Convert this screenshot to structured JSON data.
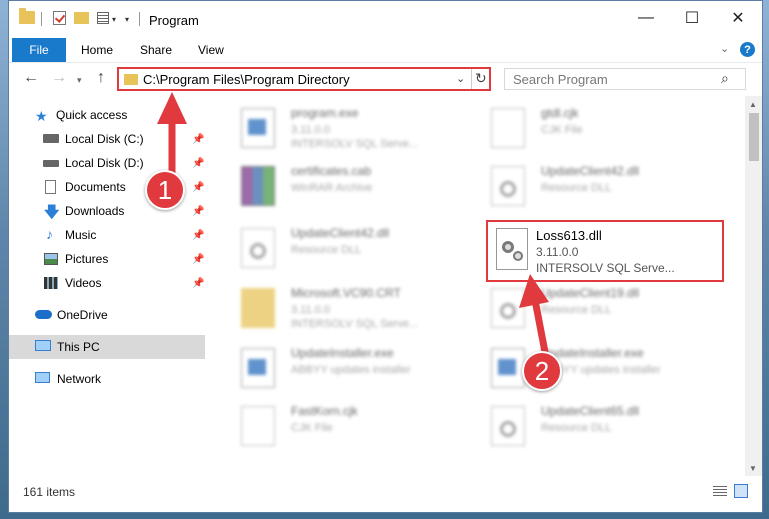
{
  "window": {
    "title": "Program"
  },
  "ribbon": {
    "file": "File",
    "tabs": [
      "Home",
      "Share",
      "View"
    ]
  },
  "address": {
    "path": "C:\\Program Files\\Program Directory"
  },
  "search": {
    "placeholder": "Search Program"
  },
  "nav": {
    "items": [
      {
        "label": "Quick access",
        "icon": "star-icon"
      },
      {
        "label": "Local Disk (C:)",
        "icon": "drive-icon"
      },
      {
        "label": "Local Disk (D:)",
        "icon": "drive-icon"
      },
      {
        "label": "Documents",
        "icon": "documents-icon"
      },
      {
        "label": "Downloads",
        "icon": "download-icon"
      },
      {
        "label": "Music",
        "icon": "music-icon"
      },
      {
        "label": "Pictures",
        "icon": "pictures-icon"
      },
      {
        "label": "Videos",
        "icon": "videos-icon"
      },
      {
        "label": "OneDrive",
        "icon": "cloud-icon"
      },
      {
        "label": "This PC",
        "icon": "computer-icon"
      },
      {
        "label": "Network",
        "icon": "network-icon"
      }
    ]
  },
  "files": [
    {
      "name": "program.exe",
      "line2": "3.11.0.0",
      "line3": "INTERSOLV SQL Serve...",
      "icon": "exe-icon"
    },
    {
      "name": "gtdl.cjk",
      "line2": "CJK File",
      "line3": "",
      "icon": "doc-icon"
    },
    {
      "name": "certificates.cab",
      "line2": "WinRAR Archive",
      "line3": "",
      "icon": "archive-icon"
    },
    {
      "name": "UpdateClient42.dll",
      "line2": "Resource DLL",
      "line3": "",
      "icon": "dll-icon"
    },
    {
      "name": "UpdateClient42.dll",
      "line2": "Resource DLL",
      "line3": "",
      "icon": "dll-icon"
    },
    {
      "name": "Microsoft.VC90.CRT",
      "line2": "3.11.0.0",
      "line3": "INTERSOLV SQL Serve...",
      "icon": "folder-icon"
    },
    {
      "name": "UpdateClient19.dll",
      "line2": "Resource DLL",
      "line3": "",
      "icon": "dll-icon"
    },
    {
      "name": "UpdateInstaller.exe",
      "line2": "ABBYY updates installer",
      "line3": "",
      "icon": "exe-icon"
    },
    {
      "name": "UpdateInstaller.exe",
      "line2": "ABBYY updates installer",
      "line3": "",
      "icon": "exe-icon"
    },
    {
      "name": "FastKorn.cjk",
      "line2": "CJK File",
      "line3": "",
      "icon": "doc-icon"
    },
    {
      "name": "UpdateClient65.dll",
      "line2": "Resource DLL",
      "line3": "",
      "icon": "dll-icon"
    }
  ],
  "highlight": {
    "name": "Loss613.dll",
    "line2": "3.11.0.0",
    "line3": "INTERSOLV SQL Serve..."
  },
  "badges": {
    "one": "1",
    "two": "2"
  },
  "status": {
    "count": "161 items"
  },
  "colors": {
    "accent": "#1979ca",
    "highlight": "#e0393e"
  }
}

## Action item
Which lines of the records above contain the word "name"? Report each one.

## Result
      "name": "program.exe",
      "name": "gtdl.cjk",
      "name": "certificates.cab",
      "name": "UpdateClient42.dll",
      "name": "UpdateClient42.dll",
      "name": "Microsoft.VC90.CRT",
      "name": "UpdateClient19.dll",
      "name": "UpdateInstaller.exe",
      "name": "UpdateInstaller.exe",
      "name": "FastKorn.cjk",
      "name": "UpdateClient65.dll",
    "name": "Loss613.dll",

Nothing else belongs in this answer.